Brand new Mediation service is launched for Church musicians

New Mediation service for Churches and Church musicians is launched

Organists, clergy, choir members and other parish musicians who may be involved in disputes now have access to a new mediation service, it is announced by the Guild of Church Musicians.

This is believed to be the first time any UK church music organisation has formally offered a mediation service.

The move has been prompted by both the lack of any formal arrangements for mediation for parish musicians and the increase in the number of disputes in recent years.

This news results from revised legal guidance from General Synod published in 2018.  Most paid church musicians are employees and, as a result, have the right to go to an employment tribunal in the event of a dispute.

Dame Mary Archer

Commenting on the new service, the Guild’s President, Dame Mary Archer (pictured above), said: ‘I hope that the new service will prove to be valuable when issues arise over music and music-related matters in churches, especially if relationships break down or if one party or another takes a fixed position.’

The Guild’s mediation team is willing to look at any case, not just those heading for an employment tribunal. The Guild hopes that, by using mediation at an early stage, issues will be resolved more swiftly than by going through litigation.

Members of the Guild’s team of mediators are:

  • The Right Reverend Graeme Knowles who can draw on a lifetime of experience in ecclesiastical musical matters. He was Precentor at Portsmouth Cathedral and Bishop of Sodor & Man, before becoming Dean of St Paul’s Cathedral;
  • Lindsay Gray, an organist, choir trainer and singer, who served for 14 years as headmaster of Llandaff Cathedral Choir School, before becoming director of the Royal School of Church Music. He can draw on his wide experience of mediation, both as a choir-school head and, more recently, in cathedrals and major parish churches;
  • Barry Williams, a retired lawyer with experience of mediation in Chancery matters as well as church music. He co-authored the book Everything else an organist should know which contains a chapter specifically devoted to the resolution of disputes;
  • Nicola Parslow, who has also undertaken complex Chancery mediation and can draw on her experience of sitting on tribunals in ecclesiastical matters.

No charge is made by the Guild for mediation, but it is expected that users of the service will meet the mediators’ reasonable expenses.

Anyone wishing to make use of the new service is asked to contact the Guild's Registrar, June Williams, telephone 0208 395 7949. Answers to frequently asked questions are on the website’s Help and Advice page at

The Guild of Church Musicians was formed in 1888 and exists to encourage church musicians within all denominations of the church to attain the highest standards of music in the worship of Almighty God. Membership is open to anyone interested in church music.

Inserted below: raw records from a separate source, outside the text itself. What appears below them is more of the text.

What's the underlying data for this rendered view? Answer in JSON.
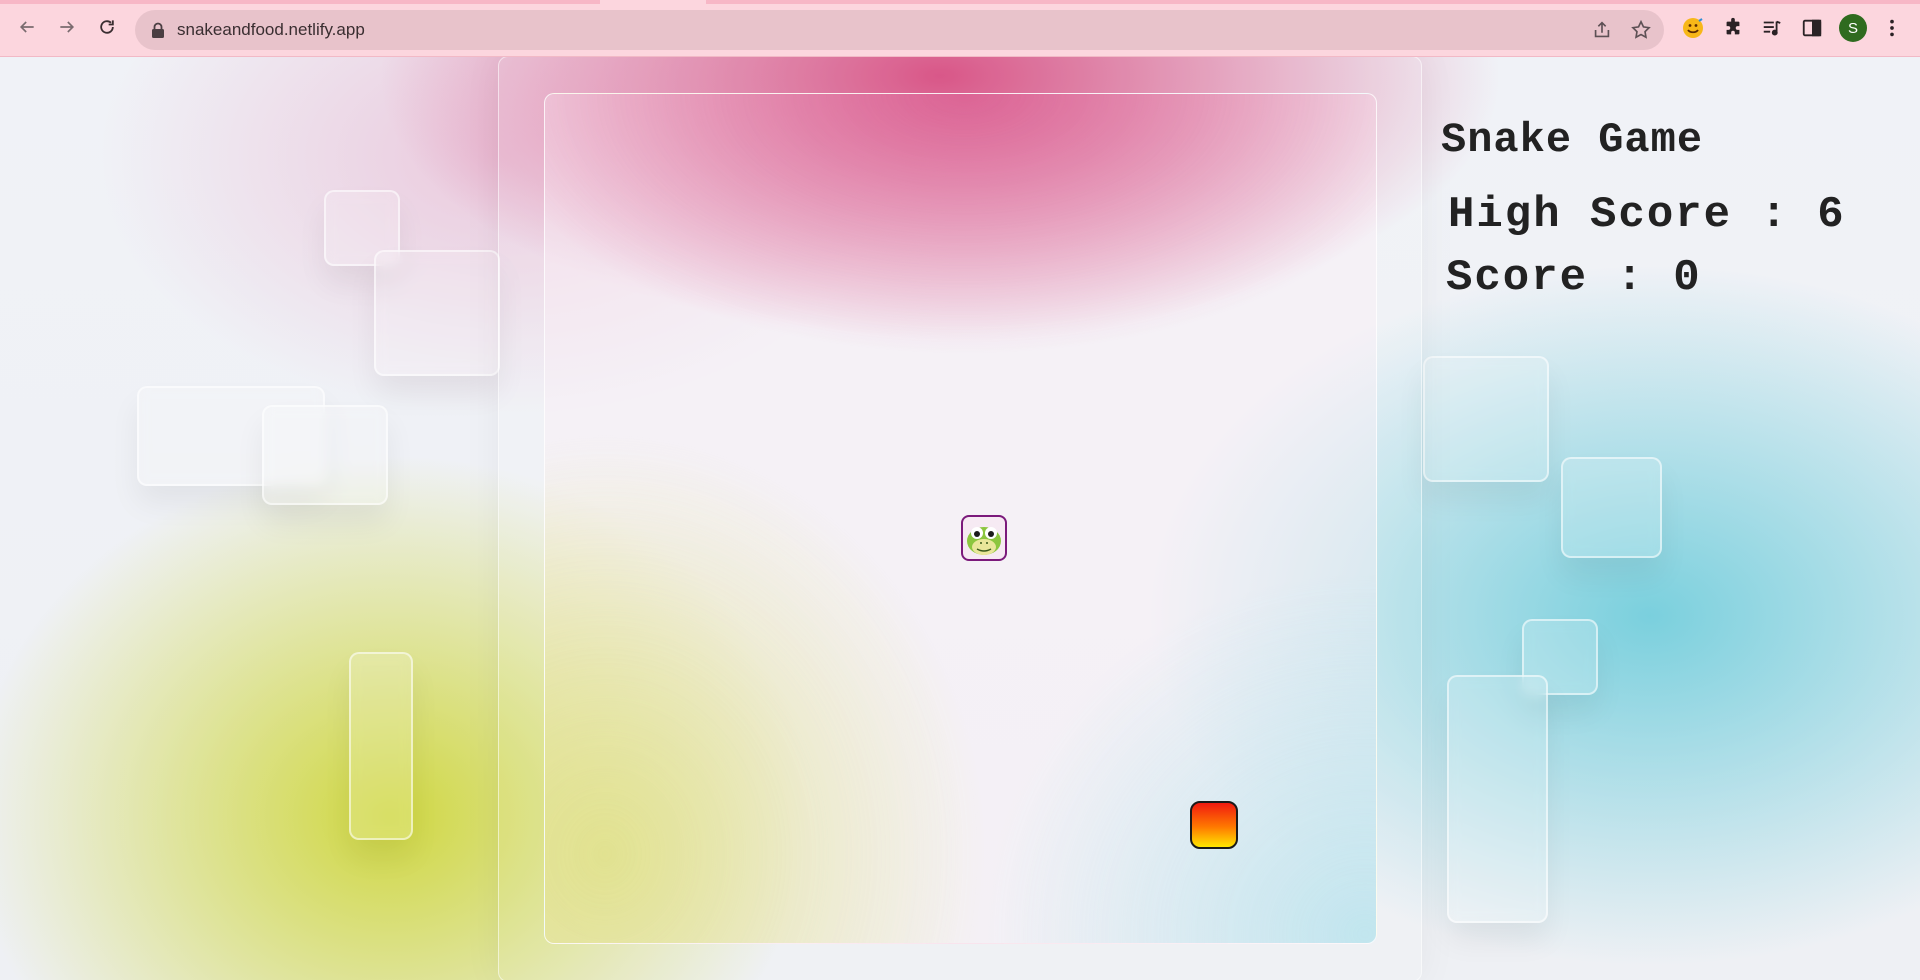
{
  "browser": {
    "url": "snakeandfood.netlify.app",
    "profile_initial": "S",
    "icons": [
      "back-arrow-icon",
      "forward-arrow-icon",
      "reload-icon",
      "lock-icon",
      "share-icon",
      "star-icon",
      "emoji-extension-icon",
      "puzzle-extension-icon",
      "media-control-icon",
      "side-panel-icon",
      "menu-kebab-icon"
    ],
    "avatar_color": "#2f6b1f"
  },
  "game": {
    "title": "Snake Game",
    "high_score_label": "High Score : ",
    "high_score": "6",
    "score_label": "Score : ",
    "score": "0",
    "food_colors": [
      "#f01a10",
      "#ff7a00",
      "#ffe600"
    ],
    "snake_border_color": "#7b1a7b"
  }
}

Whilst the majority of members live in the UK, the Guild has members living in all parts of the world.